"Black Jack Jackson," he slurred, "I'm playshing you unner arrest fer ashaultin' an offisher of the law."
Jackson stood in the doorway. "Sure you are, Johnny," he said quietly. "Just like Sheriff Coleman will fire you for drinking on duty."
The fat man stopped as the comment sunk in. He swayed back and forth with a Herculean effort to remain on his feet. Finally, he lowered his head and turned away from the saloon. "Thish ain't the end of it," he growled.
"Of that you can be assured," his opponent replied. Pulling a neat handkerchief from his leather vest, he sauntered back into the saloon. The impossibly small bartender continued polishing glasses, his squashed face swinging between amusement and anger.
"Charlie," Jackson asked, "why do you waste perfectly good whiskey on a slug like Templeton?
"The tiny man shrugged. "His money's good. And in here, he ain't buggin' anyone but me."
"Yeah, I can see that." He gestured at a pile of broken glass on the floor. "Yer payin' fer that whiskey bottle, by the way.
Jackson tossed a silver coin on the bar and cocked his hat back. "Think he'll come back?"
"I wouldn't bet on it. Boy had enough rotgut in him to kill a horse."
"A shining example of our town's law."
The bartender stopped his polishing and leaned over toward Jackson. His misshapen left hand flopped uncomfortably next to him.
"Now don't go condemin' the law on accounta that skunk's butt of a deputy. The rest do a good job o' keepin' the peace 'round here."
Jackson's face was unchanged. "They're in Sweetrock's pocket, all of them. There isn't a real law here anymore than there's a real mayor or town council. Just the mining company and the people they've bought."

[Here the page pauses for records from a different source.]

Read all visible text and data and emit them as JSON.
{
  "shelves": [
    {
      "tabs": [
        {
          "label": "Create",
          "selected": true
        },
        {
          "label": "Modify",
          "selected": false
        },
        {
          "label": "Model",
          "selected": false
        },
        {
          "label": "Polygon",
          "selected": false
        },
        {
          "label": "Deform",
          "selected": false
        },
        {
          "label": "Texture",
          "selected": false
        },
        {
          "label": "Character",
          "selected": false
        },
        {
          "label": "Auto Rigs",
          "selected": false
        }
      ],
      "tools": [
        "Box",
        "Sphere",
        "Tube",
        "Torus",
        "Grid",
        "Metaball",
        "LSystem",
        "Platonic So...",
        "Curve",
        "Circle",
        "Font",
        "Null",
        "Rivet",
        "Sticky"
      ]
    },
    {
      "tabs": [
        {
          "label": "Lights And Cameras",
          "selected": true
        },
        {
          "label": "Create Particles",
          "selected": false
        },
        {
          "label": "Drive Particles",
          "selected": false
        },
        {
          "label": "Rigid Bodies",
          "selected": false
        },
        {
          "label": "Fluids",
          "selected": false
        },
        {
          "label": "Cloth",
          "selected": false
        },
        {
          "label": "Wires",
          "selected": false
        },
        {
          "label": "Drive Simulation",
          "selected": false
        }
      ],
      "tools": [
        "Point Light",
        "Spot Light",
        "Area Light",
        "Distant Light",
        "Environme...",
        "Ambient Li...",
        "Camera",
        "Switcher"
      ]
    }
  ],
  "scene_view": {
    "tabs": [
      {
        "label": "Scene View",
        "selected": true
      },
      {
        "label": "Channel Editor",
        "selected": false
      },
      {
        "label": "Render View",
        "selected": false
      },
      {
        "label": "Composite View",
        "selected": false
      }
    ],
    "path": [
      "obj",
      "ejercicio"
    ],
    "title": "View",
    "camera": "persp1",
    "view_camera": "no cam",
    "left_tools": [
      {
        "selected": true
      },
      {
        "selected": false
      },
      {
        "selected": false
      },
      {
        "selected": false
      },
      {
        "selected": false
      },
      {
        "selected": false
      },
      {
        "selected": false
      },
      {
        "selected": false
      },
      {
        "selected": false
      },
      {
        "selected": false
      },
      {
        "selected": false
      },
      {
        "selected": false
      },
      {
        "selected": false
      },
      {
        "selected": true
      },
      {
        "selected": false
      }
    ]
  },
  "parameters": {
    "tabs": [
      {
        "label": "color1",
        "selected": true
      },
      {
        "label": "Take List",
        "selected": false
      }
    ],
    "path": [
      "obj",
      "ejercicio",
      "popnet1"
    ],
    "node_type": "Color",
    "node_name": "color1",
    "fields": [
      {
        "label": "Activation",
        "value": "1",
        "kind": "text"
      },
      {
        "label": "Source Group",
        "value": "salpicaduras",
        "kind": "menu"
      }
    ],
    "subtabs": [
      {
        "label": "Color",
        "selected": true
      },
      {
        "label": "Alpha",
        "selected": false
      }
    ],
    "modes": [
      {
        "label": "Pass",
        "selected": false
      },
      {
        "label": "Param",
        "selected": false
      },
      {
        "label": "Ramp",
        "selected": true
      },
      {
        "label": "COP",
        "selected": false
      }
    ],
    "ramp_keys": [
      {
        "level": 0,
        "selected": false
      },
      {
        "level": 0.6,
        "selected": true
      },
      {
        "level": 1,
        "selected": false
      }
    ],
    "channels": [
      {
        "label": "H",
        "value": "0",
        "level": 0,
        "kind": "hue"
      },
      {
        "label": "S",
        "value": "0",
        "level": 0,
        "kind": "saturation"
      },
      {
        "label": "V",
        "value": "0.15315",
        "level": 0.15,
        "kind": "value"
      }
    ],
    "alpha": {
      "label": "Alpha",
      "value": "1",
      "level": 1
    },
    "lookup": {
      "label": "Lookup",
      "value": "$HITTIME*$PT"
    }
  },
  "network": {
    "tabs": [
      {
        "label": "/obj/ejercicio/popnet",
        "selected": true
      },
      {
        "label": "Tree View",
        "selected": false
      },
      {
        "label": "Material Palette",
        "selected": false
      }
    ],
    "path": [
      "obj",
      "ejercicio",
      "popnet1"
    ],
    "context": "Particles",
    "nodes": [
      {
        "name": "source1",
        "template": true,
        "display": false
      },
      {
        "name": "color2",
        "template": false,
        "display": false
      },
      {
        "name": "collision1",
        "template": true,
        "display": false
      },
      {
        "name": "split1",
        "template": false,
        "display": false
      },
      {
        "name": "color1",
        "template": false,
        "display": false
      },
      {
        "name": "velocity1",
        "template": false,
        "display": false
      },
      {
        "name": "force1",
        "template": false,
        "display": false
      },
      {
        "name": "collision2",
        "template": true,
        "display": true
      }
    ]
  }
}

"Yer beef with Sweetrock still don't change the fact that Coleman's the elected sheriff and that he an' his deputies are the law in Gomorra. You'd best remember that the next time ya go pickin' a fight with one of them."
"I don't like bullies, C.L."
Charlie scoffed. "Lord Almighty, no one does! But bullies come in all shapes and sizes, and some got a way o' climbin' to the top of the heap."
"Like the good Deputy Templeton, perhaps?"
Charlie set the glass down. "Let's just say Gomorra seems made fer people like him."
Jackson smiled a wan, little grin. "Well, we'll see about that, Charlie. We'll just see ..."